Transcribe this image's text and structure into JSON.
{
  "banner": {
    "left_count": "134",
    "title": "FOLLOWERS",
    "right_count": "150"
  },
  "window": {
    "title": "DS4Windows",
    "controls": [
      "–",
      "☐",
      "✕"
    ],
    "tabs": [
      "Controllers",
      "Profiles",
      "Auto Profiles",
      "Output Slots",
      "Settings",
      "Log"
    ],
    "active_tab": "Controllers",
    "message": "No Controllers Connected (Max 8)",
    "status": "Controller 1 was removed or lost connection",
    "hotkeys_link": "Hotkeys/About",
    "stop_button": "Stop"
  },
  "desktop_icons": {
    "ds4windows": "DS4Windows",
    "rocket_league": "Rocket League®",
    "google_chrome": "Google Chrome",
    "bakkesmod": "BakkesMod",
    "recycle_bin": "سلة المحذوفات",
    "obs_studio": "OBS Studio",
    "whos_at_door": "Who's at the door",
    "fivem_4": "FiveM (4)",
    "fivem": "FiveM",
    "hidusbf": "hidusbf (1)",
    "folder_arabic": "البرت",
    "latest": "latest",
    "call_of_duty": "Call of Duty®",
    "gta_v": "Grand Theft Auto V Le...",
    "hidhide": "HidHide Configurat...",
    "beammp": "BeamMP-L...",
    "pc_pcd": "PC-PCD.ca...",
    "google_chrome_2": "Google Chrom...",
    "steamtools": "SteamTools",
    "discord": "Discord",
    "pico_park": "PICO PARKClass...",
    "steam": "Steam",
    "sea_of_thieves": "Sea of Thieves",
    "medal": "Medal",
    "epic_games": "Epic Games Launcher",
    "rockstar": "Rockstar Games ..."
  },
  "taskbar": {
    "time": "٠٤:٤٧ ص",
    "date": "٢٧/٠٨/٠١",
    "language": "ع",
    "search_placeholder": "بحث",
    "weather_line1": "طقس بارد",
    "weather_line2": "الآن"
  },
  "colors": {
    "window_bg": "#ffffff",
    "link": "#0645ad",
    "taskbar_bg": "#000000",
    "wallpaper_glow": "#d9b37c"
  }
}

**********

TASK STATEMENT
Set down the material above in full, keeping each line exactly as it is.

EXPECTED ANSWER
Transcribe this image's text and structure into JSON.
{
  "banner": {
    "left_count": "134",
    "title": "FOLLOWERS",
    "right_count": "150"
  },
  "window": {
    "title": "DS4Windows",
    "controls": [
      "–",
      "☐",
      "✕"
    ],
    "tabs": [
      "Controllers",
      "Profiles",
      "Auto Profiles",
      "Output Slots",
      "Settings",
      "Log"
    ],
    "active_tab": "Controllers",
    "message": "No Controllers Connected (Max 8)",
    "status": "Controller 1 was removed or lost connection",
    "hotkeys_link": "Hotkeys/About",
    "stop_button": "Stop"
  },
  "desktop_icons": {
    "ds4windows": "DS4Windows",
    "rocket_league": "Rocket League®",
    "google_chrome": "Google Chrome",
    "bakkesmod": "BakkesMod",
    "recycle_bin": "سلة المحذوفات",
    "obs_studio": "OBS Studio",
    "whos_at_door": "Who's at the door",
    "fivem_4": "FiveM (4)",
    "fivem": "FiveM",
    "hidusbf": "hidusbf (1)",
    "folder_arabic": "البرت",
    "latest": "latest",
    "call_of_duty": "Call of Duty®",
    "gta_v": "Grand Theft Auto V Le...",
    "hidhide": "HidHide Configurat...",
    "beammp": "BeamMP-L...",
    "pc_pcd": "PC-PCD.ca...",
    "google_chrome_2": "Google Chrom...",
    "steamtools": "SteamTools",
    "discord": "Discord",
    "pico_park": "PICO PARKClass...",
    "steam": "Steam",
    "sea_of_thieves": "Sea of Thieves",
    "medal": "Medal",
    "epic_games": "Epic Games Launcher",
    "rockstar": "Rockstar Games ..."
  },
  "taskbar": {
    "time": "٠٤:٤٧ ص",
    "date": "٢٧/٠٨/٠١",
    "language": "ع",
    "search_placeholder": "بحث",
    "weather_line1": "طقس بارد",
    "weather_line2": "الآن"
  },
  "colors": {
    "window_bg": "#ffffff",
    "link": "#0645ad",
    "taskbar_bg": "#000000",
    "wallpaper_glow": "#d9b37c"
  }
}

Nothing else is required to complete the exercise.